1994 in Afghanistan
This article has multiple issues. Please help improve it or discuss these issues on the talk page. (Learn how and when to remove these template messages)(Learn how and when to remove this template message)
Destructive and inconclusive fighting between forces loyal to Prime Minister Hekmatyar and troops loyal to President Rabbani results in the disintegration of central state authority and weaken the cohesion of the multinational state. Kabul remains divided into zones controlled by rival groups. A blockade of Kabul leads to fighting in northern Afghanistan over a tenuous road link to neighboring Tajikistan. The prolonged bombardment reduces most of the Afghan capital to ruins and causes 75% of Kabul's population of two million to flee the area.

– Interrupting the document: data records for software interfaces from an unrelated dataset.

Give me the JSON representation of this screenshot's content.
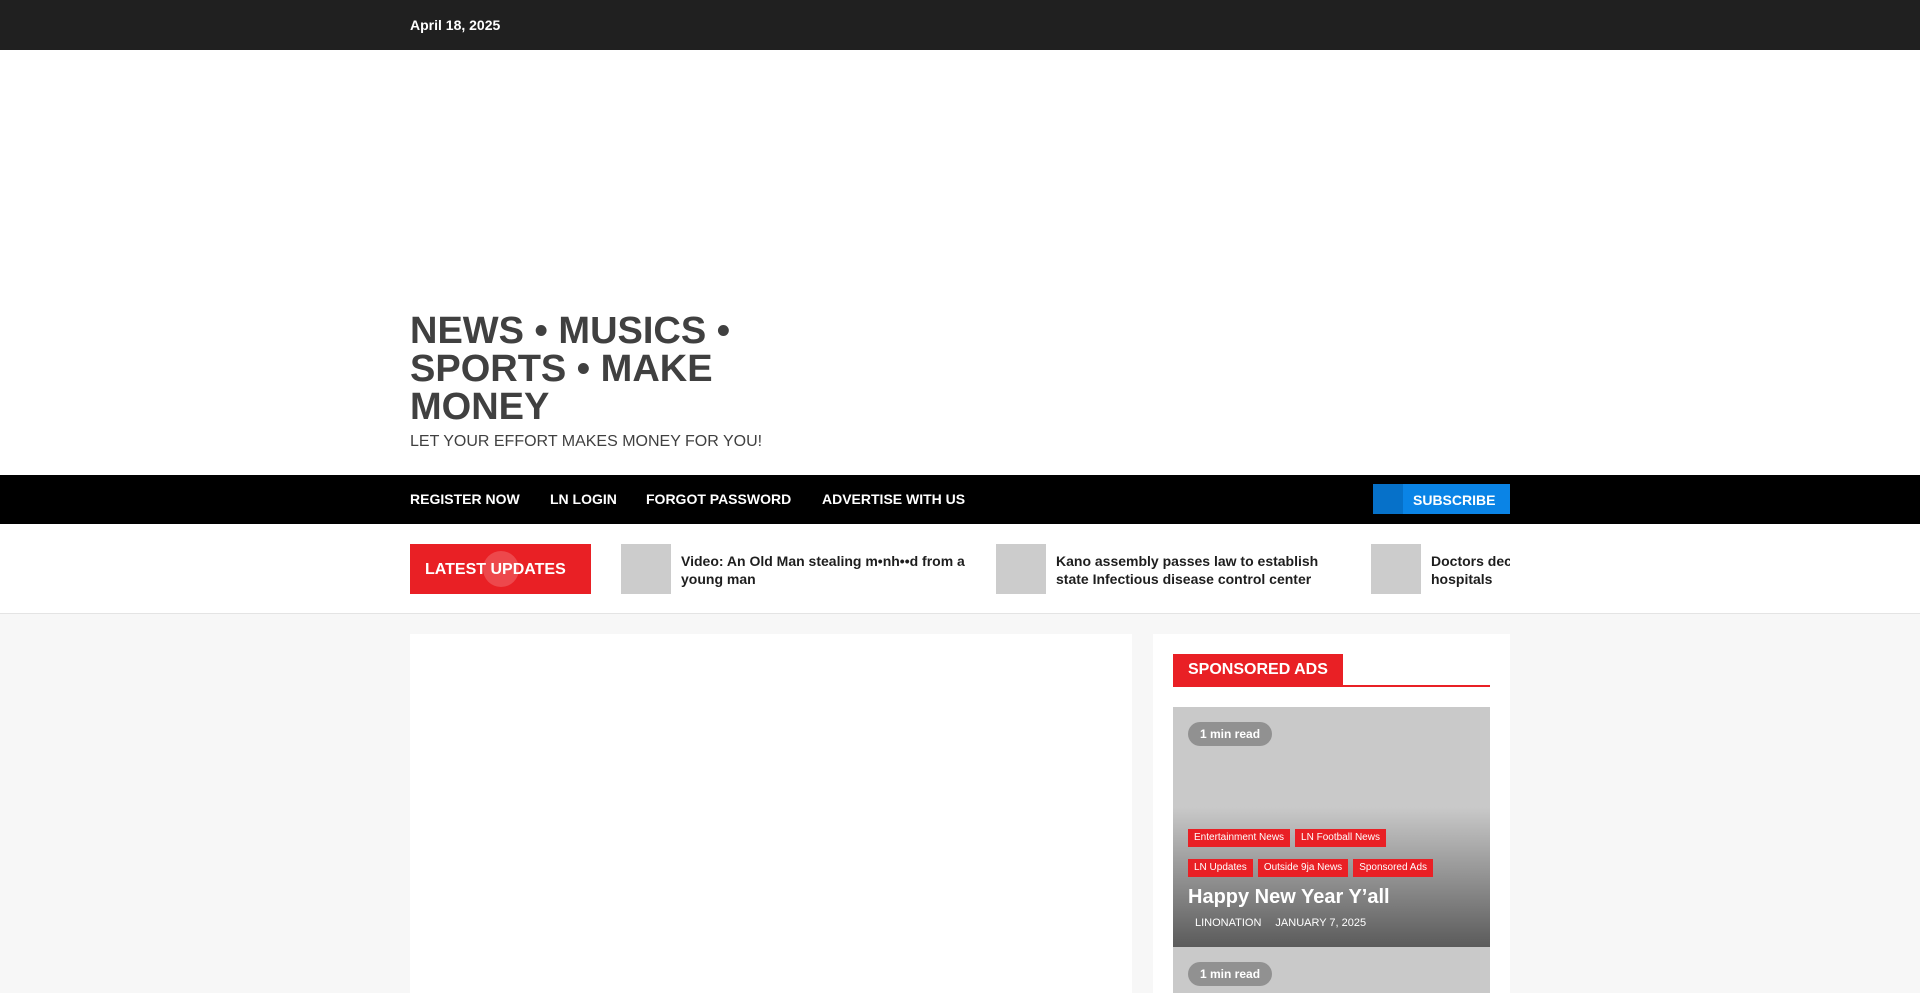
{
  "topbar": {
    "date": "April 18, 2025"
  },
  "site": {
    "title": "NEWS • MUSICS • SPORTS • MAKE MONEY",
    "tagline": "LET YOUR EFFORT MAKES MONEY FOR YOU!"
  },
  "nav": {
    "items": [
      {
        "label": "REGISTER NOW"
      },
      {
        "label": "LN LOGIN"
      },
      {
        "label": "FORGOT PASSWORD"
      },
      {
        "label": "ADVERTISE WITH US"
      }
    ],
    "subscribe_label": "SUBSCRIBE"
  },
  "ticker": {
    "label": "LATEST UPDATES",
    "items": [
      {
        "title": "Video: An Old Man stealing m•nh••d from a young man"
      },
      {
        "title": "Kano assembly passes law to establish state Infectious disease control center"
      },
      {
        "title": "Doctors declare strike in Abuja, shut down hospitals"
      }
    ]
  },
  "sidebar": {
    "widget_title": "SPONSORED ADS",
    "posts": [
      {
        "read_time": "1 min read",
        "categories": [
          "Entertainment News",
          "LN Football News",
          "LN Updates",
          "Outside 9ja News",
          "Sponsored Ads"
        ],
        "title": "Happy New Year Y’all",
        "author": "LINONATION",
        "date": "JANUARY 7, 2025"
      },
      {
        "read_time": "1 min read"
      }
    ]
  },
  "colors": {
    "accent_red": "#e92025",
    "subscribe_blue": "#0a84e6",
    "topbar": "#202020",
    "navbar": "#000000"
  }
}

Outside Kabul the central government's authority all but disappears. Under the protection of Gen. Abdul Rashid Dostum, an Afghan Uzbek, Mazar-i-Sharif, the largest industrial complex in Afghanistan, enjoys relative stability. In Jalalabad local political groups and commanders cooperate to provide basic public services. In Kandahar local rivalries slow reconstruction. Herat is generally peaceful and secure and begins to reclaim its traditional role as commercial centre along trade routes with neighbouring Iran and Turkmenistan. International rivalries continue to agitate Afghanistan's divided society. The country's large Shi`ite minority and the 1.8 million Afghan refugees in neighbouring Iran automatically give Tehran a role in Afghan affairs. Saudi Arabia becomes involved by supporting factions it sees as a counterweight to Iranian influence. Pakistan's role is even more crucial. Not only does Pakistan give refuge to 1.5 million Afghan refugees, but it is permanent home to a section of the Pashtun ethnic group, which traditionally plays a leading role in Afghan politics. India and China view the strengthening of Islamic fundamentalism in Afghanistan as a danger to their own authority in Kashmir and Sinkiang, respectively, while other countries throughout the world are concerned about terrorists trained by Afghanistan's warring factions and the country's expanding drug trafficking. Serious international attention to Afghanistan remains distracted, however, both by the apparent unwillingness of Afghan leaders to cooperate and by attention to international crises elsewhere.
January 1, 1994
Hekmatyar's Hezb-i-Islami forces and those of Dostum coordinate an artillery and rocket assault on Kabul. The offensive represents a major realignment of forces vying for control of the government. Dostum precipitated the surrender of Kabul to resistance forces in April 1992 by withdrawing his support from the Soviet-installed regime of Najibullah. He placed the greater part of the communist army and air force under his command and assisted the new resistance government fighting Hekmatyar's forces.
UN Secretary-General Boutros Boutros-Ghali appoints former Tunisian foreign minister Mahmoud Mestiri head of a special peace commission. He meets leaders inside and outside Afghanistan, but no formal UN peace plan is announced.
June 28, 1994
Rabbani refuses to relinquish the presidency when his term expires, and the Supreme Court in Kabul extends his term for an additional six months. A similar extension to Hekmatyar's premiership is not granted. General dissatisfaction over the unending power struggle leads to renewed calls to convene a Loya Jirga, or grand assembly. While many Afghans fear that a Loya Jirga would serve to reinforce traditional social structures at the expense of social progress, there is movement nonetheless toward some form of assembly that could offer legitimate leadership.
Hamid al-Ghabid, secretary-general of the Organisation of the Islamic Conference, leads a peace effort, but individual OIC member states are unable to agree on an appropriate solution.
Representatives from throughout Afghanistan and prominent Afghans living abroad meet in Herat. Although the delegates endorse Rabbani's continuance as president, they initiate measures aimed at organizing a Loya Jirga to choose a new government.
A senior mullah from the southern city of Kandahar, Mohammad Omar, sets up the Taliban (Persian for "students") movement, which quickly becomes a powerful guerrilla force. The group's first accomplishment is the defeat of local commanders who have hijacked a truck convoy traveling from Pakistan to Central Asia. These mainly Pashtun students secure the release of the convoy and within days take control of Kandahar (October); later they extend their control to neighbouring provinces. While maintaining a low profile in a council in Kandahar, the Taliban declare that their goal is to disarm all factions and create a united, Islamic government in Afghanistan. The Taliban were recruited from schools set up among Afghan refugees in Pakistan during the years following the Soviet invasion of Afghanistan. From the time of the first Taliban successes, Pakistan denies any official support, but most observers discount such denials, noting the modern logistic support and sophisticated communications equipment at the disposal of the "students."
Arsala Rahmani is appointed acting prime minister.